Another work “Shaker Apothecary,” not seen in the exhibition, is what Dario might say epitomizes such devotion. Unlike some artists, Dario rarely commissions the skills of outside labor. He conducts extensive research and appreciates the authenticity in teaching himself the skills required to execute a work that he has envisioned.
During a hiatus from college in a stage of self-discovery one dark lonely day, he locked himself in his room; before his father left for the day he put the Beatles’ album “Sgt. Pepper’s Lonely Hearts Club Band” on the stereo. Wisely, he put it on repeat. If you haven’t listened to the album lately, the title song features triumphant sounds of trumpets and simulated cheers of passionate Beatles fans filling in the down tempos. Maybe just as my Dad needed a throng of cheering fans to get him through the labors of domestic life, so did Dario. They, as well as art and music, were his anodynes.

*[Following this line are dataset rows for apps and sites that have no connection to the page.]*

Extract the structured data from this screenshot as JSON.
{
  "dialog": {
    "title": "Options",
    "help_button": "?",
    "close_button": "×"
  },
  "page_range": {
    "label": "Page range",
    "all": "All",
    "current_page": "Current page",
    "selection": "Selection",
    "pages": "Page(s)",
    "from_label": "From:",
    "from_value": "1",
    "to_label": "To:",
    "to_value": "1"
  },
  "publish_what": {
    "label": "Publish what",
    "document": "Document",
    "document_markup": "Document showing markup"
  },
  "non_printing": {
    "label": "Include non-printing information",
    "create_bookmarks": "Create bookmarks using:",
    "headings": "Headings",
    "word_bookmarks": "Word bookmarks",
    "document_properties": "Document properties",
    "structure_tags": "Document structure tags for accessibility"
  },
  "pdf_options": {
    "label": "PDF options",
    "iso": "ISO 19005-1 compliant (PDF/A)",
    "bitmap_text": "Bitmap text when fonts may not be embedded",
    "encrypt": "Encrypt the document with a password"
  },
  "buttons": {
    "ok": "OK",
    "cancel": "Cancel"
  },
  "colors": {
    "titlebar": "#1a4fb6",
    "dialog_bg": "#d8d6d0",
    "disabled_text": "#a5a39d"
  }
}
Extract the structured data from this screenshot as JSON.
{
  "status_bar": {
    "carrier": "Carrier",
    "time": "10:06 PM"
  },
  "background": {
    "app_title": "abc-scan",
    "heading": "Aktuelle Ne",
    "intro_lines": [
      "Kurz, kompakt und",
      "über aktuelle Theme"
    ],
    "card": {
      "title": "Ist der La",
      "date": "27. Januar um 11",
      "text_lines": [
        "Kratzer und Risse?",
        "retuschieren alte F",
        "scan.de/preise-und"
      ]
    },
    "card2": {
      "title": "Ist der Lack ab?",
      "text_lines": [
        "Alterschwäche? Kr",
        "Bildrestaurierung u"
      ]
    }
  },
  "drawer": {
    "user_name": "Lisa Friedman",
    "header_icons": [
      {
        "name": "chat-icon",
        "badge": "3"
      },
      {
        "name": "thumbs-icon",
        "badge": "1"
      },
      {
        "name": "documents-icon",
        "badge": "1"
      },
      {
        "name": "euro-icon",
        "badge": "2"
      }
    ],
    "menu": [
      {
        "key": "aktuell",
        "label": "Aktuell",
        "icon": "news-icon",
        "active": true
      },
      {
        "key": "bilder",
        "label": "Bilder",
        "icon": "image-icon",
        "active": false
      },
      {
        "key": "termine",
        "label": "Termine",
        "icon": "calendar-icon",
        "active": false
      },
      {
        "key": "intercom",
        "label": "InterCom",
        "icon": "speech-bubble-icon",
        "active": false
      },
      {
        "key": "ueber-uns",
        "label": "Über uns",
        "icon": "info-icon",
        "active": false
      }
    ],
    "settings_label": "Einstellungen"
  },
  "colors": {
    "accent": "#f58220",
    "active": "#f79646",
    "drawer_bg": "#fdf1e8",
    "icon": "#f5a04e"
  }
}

At first I was stunned to find out that Dario was a sports fan (it’s not something you normally hear from artists), but upon further inspection, it only makes clear sense that Dario has never missed a Dallas Cowboys football game and understands both the effects of fandom and the rigors of the sport. He was the captain of his high school football team.
So as a sports, art, or vinyl record fan, I leave you with two You Tube clips. One that’s a 78rpm record and the soundtrack to a new NFL commercial (it sparked my idea for this posting – what can I say it was a crisp, football induced Sunday) and the other that quite possibly could be the soundtrack to Dario’s life.
IMAGE: R. Cagnina Haynes’s re-imagination of album cover Sgt. Pepper’s Lonely Hearts Club Band by The Beatles.
Sources: Profile of Dario Robleto by Douglas Britt of the Houston Chronicle
Email conversations with artist Dario Robleto on October 4th and 5th, 2010
The Jazzy Song In That NFL Commercial by Patrick Jarenwattananon